## Work task:
Among the entries below, the lines from the one with "Convert this screenshot" up to and including the one with "What's the underlying" are to be restated exactly, without pictures.

## Source data:
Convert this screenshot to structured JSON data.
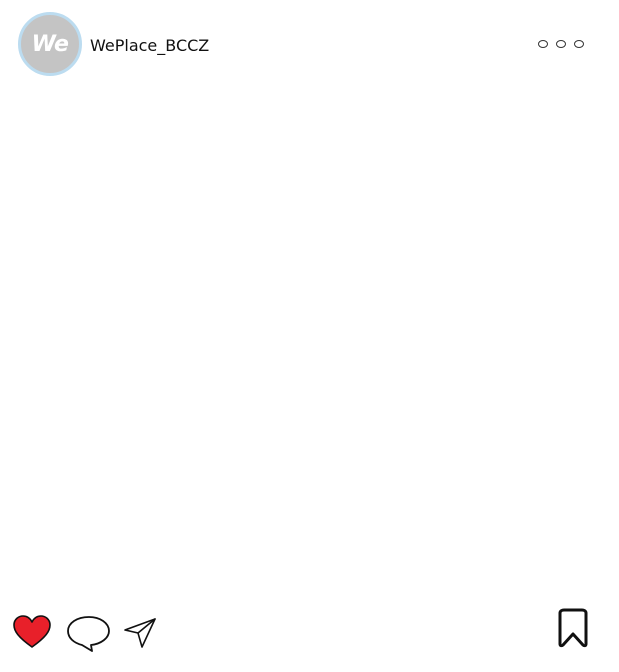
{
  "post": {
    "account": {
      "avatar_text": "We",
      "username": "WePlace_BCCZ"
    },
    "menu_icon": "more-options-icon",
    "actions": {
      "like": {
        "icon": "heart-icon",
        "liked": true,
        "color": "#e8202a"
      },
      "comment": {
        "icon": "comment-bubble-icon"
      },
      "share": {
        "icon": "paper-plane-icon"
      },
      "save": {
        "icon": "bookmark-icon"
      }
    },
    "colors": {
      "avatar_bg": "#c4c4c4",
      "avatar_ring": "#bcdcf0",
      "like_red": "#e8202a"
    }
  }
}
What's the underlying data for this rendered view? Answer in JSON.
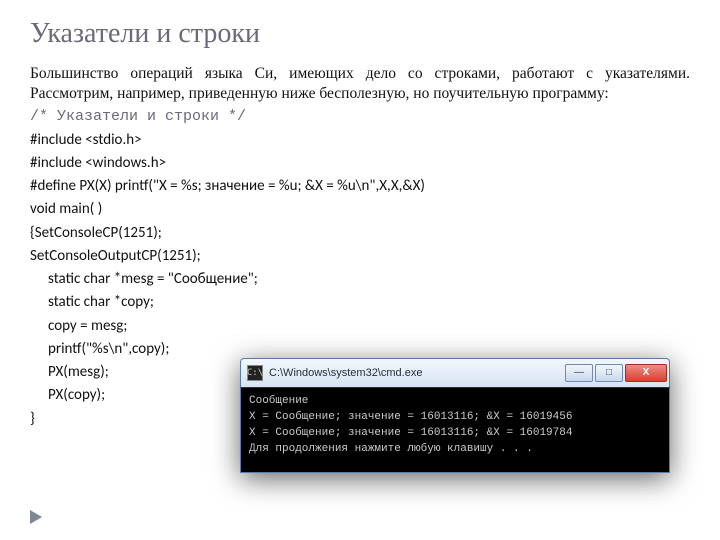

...

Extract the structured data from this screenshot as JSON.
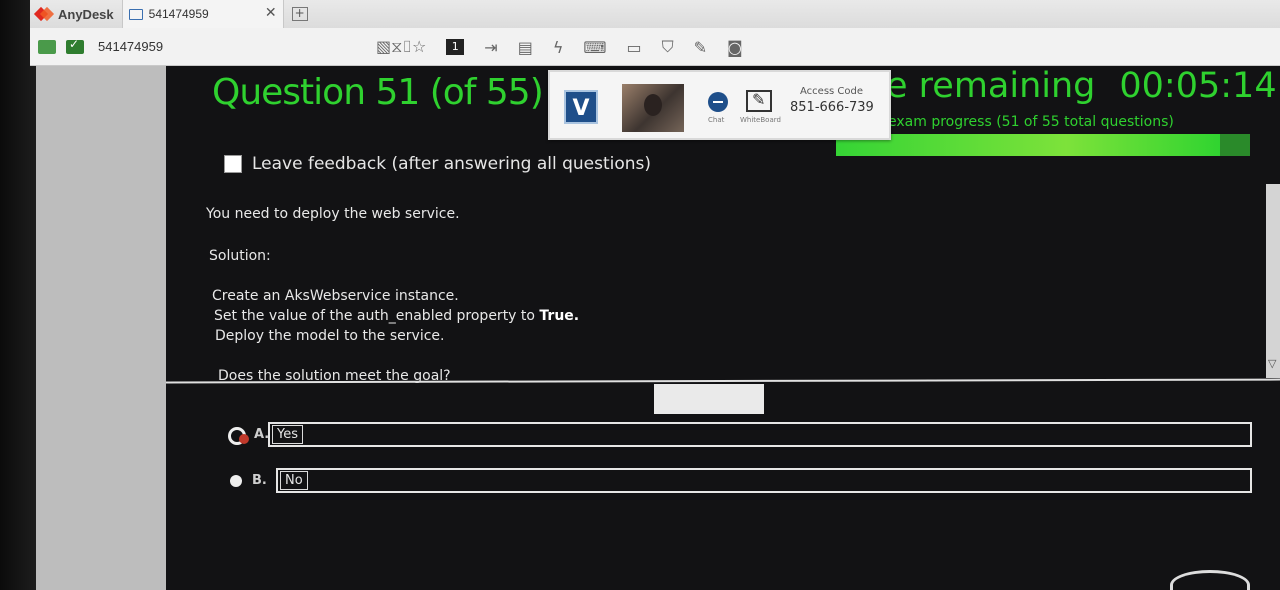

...

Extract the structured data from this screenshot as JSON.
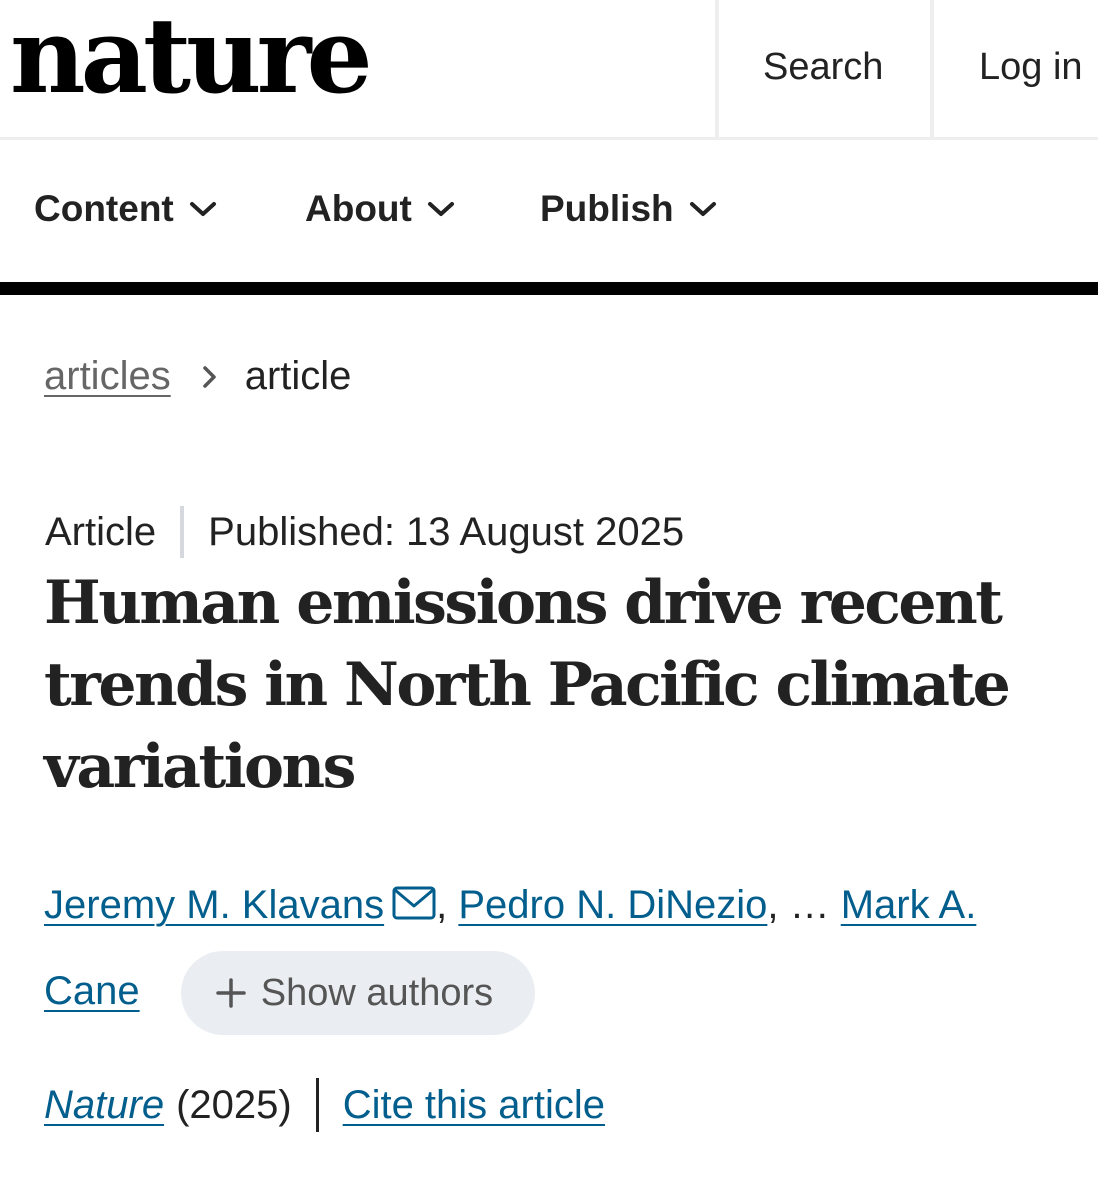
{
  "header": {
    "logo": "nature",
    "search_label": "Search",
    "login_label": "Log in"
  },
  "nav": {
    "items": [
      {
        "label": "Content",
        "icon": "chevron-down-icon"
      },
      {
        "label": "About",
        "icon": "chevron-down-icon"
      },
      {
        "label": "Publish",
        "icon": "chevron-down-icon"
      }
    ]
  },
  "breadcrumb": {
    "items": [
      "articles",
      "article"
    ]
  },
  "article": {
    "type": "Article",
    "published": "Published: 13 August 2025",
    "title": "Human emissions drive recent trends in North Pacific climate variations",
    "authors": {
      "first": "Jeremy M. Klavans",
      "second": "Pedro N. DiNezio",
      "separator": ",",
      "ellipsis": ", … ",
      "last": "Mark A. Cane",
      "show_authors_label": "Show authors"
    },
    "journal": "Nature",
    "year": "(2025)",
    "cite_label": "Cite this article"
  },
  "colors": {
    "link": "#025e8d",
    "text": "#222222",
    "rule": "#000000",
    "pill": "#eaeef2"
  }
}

## Result for this task:
Convert this screenshot to structured JSON data.
{
  "post": {
    "account": {
      "avatar_text": "We",
      "username": "WePlace_BCCZ"
    },
    "menu_icon": "more-options-icon",
    "actions": {
      "like": {
        "icon": "heart-icon",
        "liked": true,
        "color": "#e8202a"
      },
      "comment": {
        "icon": "comment-bubble-icon"
      },
      "share": {
        "icon": "paper-plane-icon"
      },
      "save": {
        "icon": "bookmark-icon"
      }
    },
    "colors": {
      "avatar_bg": "#c4c4c4",
      "avatar_ring": "#bcdcf0",
      "like_red": "#e8202a"
    }
  }
}
What's the underlying data for this rendered view? Answer in JSON.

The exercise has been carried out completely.